Tuesday, December 15, 2015

#3 Chilean Fjords

I was going to do Puerto Chacabuco here, but i have so many fabulous photos from the hike.   I will put that together for tomorrow.

For some reason, I love the name Chacabuco.  It just rolls off the tongue and sounds heavily Latino.  Chacabuco! It just makes you want to MOVE YOUR HIPS!  LOL

Chacabuco!  Ariba!

Ok.....Humor me.

To get to Puerto Chacabuco you have to go through the Chilean Fjords.  If you have ever been to Alaska you will recognize the familiar landscape of the Inside Passage.  Inside, the sailing is smooth but when the ship went out into the Pacific Ocean for 4 hours until we could jump back into the Aisen or Aysen) Fjords, the water was very rough.  The ship rocked and swayed from the huge ground swells.

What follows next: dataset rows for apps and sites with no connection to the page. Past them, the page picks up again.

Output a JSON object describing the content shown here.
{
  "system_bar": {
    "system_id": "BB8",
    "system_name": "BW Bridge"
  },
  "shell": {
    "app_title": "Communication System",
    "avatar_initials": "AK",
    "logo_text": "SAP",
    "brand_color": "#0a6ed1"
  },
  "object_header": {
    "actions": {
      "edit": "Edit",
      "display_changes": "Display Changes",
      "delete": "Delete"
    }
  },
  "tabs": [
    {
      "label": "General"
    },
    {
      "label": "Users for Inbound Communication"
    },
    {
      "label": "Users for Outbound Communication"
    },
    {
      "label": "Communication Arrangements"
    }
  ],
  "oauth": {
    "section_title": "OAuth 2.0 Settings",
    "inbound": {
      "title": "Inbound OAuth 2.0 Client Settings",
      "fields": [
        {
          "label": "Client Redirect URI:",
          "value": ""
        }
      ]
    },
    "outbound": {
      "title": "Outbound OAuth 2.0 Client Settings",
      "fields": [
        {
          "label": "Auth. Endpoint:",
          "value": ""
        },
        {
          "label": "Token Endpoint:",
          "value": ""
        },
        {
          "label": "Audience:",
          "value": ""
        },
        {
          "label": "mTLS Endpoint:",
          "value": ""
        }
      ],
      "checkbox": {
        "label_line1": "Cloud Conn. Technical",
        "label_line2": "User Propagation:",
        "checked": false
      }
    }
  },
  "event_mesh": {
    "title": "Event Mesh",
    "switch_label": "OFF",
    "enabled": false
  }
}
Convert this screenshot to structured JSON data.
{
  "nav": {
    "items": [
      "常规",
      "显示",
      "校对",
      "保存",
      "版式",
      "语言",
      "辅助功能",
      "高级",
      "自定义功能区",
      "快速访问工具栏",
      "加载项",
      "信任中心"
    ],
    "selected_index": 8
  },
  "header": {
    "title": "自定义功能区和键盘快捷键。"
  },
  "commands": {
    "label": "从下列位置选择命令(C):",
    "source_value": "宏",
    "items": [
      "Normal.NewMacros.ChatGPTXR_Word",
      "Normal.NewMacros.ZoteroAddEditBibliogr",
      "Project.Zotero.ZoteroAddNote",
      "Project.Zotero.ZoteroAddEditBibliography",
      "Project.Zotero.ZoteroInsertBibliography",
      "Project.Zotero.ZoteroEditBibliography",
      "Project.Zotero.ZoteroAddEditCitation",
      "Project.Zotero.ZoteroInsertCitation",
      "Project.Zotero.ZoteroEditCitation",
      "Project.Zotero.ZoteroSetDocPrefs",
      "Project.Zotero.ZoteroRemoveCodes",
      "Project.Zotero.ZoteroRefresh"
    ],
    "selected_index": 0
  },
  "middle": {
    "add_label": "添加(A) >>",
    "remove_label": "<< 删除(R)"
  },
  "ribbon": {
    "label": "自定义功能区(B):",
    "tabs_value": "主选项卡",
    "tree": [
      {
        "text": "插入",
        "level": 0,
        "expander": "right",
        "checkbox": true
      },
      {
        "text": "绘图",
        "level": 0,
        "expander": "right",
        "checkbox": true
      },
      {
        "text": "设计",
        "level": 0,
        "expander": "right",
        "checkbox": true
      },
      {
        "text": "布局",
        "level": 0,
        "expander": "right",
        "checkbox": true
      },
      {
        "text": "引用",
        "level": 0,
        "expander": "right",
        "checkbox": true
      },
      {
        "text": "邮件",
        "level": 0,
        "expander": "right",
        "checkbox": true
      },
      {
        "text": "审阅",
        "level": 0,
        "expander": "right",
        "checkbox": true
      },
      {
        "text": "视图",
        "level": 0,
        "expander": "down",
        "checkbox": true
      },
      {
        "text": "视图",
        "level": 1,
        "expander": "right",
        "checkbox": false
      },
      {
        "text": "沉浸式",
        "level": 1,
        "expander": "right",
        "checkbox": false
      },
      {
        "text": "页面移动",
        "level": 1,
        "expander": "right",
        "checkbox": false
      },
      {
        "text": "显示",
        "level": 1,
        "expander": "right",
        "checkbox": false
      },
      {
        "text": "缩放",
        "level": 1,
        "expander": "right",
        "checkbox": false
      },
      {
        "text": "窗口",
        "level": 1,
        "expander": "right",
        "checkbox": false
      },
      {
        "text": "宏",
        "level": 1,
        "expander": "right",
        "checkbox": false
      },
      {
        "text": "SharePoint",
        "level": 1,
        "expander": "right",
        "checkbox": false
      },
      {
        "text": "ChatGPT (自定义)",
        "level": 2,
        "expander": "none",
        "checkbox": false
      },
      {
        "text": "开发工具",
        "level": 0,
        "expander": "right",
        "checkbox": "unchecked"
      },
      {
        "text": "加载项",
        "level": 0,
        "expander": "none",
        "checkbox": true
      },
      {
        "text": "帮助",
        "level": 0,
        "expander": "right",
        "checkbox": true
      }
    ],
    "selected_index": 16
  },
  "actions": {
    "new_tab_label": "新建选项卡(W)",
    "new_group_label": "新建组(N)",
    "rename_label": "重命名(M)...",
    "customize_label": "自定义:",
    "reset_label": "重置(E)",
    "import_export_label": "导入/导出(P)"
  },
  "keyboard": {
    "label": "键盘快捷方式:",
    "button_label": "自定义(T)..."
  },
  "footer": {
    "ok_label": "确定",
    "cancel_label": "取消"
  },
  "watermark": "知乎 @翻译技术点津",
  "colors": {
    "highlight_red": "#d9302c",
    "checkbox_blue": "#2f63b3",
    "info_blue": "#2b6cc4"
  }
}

In the Chilean Fjords, the Northern and Southern Patagonian Icefields feed multiple glaciers.  The ice sheet in Antarctica is actually growing, not receding as the global warming idiots want you be believe.   The population is sparse in these small communes, fishing and mining gold and silver are the main exports but sheep and wool makes up a significant segment of the market.  Chile produces more than 1/3 of the world's copper supply. 

Chacabuco is so small that the cruise companies actually bring in buses for the excursion passengers. It is considered to be the Gateway to Antarctica  so it is a necessary stop.  Look at all the glaciers, we were able to see 16 active glaciers as we sailed. 

The Patagonian forests and mountains had long been an area fought over by several countries, but since the Argentinean Treaty was signed in 1881, Chile controls it now.

The original native population suffered the same fates as the natives in the northern areas, contact with Europeans brought new diseases.   They became extinct before 1900.

The glaciers and icefields are protected with the boundaries of the Torres del Paine National Park.  Torres del Paine is designated as a World Biosphere by UNESCO.  The Southern Patagonian Ice Field dominates the west side of the park, and contains the largest of the glaciers.

We are approaching the tip of the world!

I found it interesting that the temperatures are considered to be temperate, getting no higher than about 41 degrees or below 27 degrees F.  This sounds far worse when you see it in Centigrade temps  as 5 to -3 degrees.  Nonetheless, the fluctuation is small and not what you would think smack dab against Antarctica.

So, more tomorrow,  come back  and see where we went next.


I love to hear from friends! Thanks for leaving a message!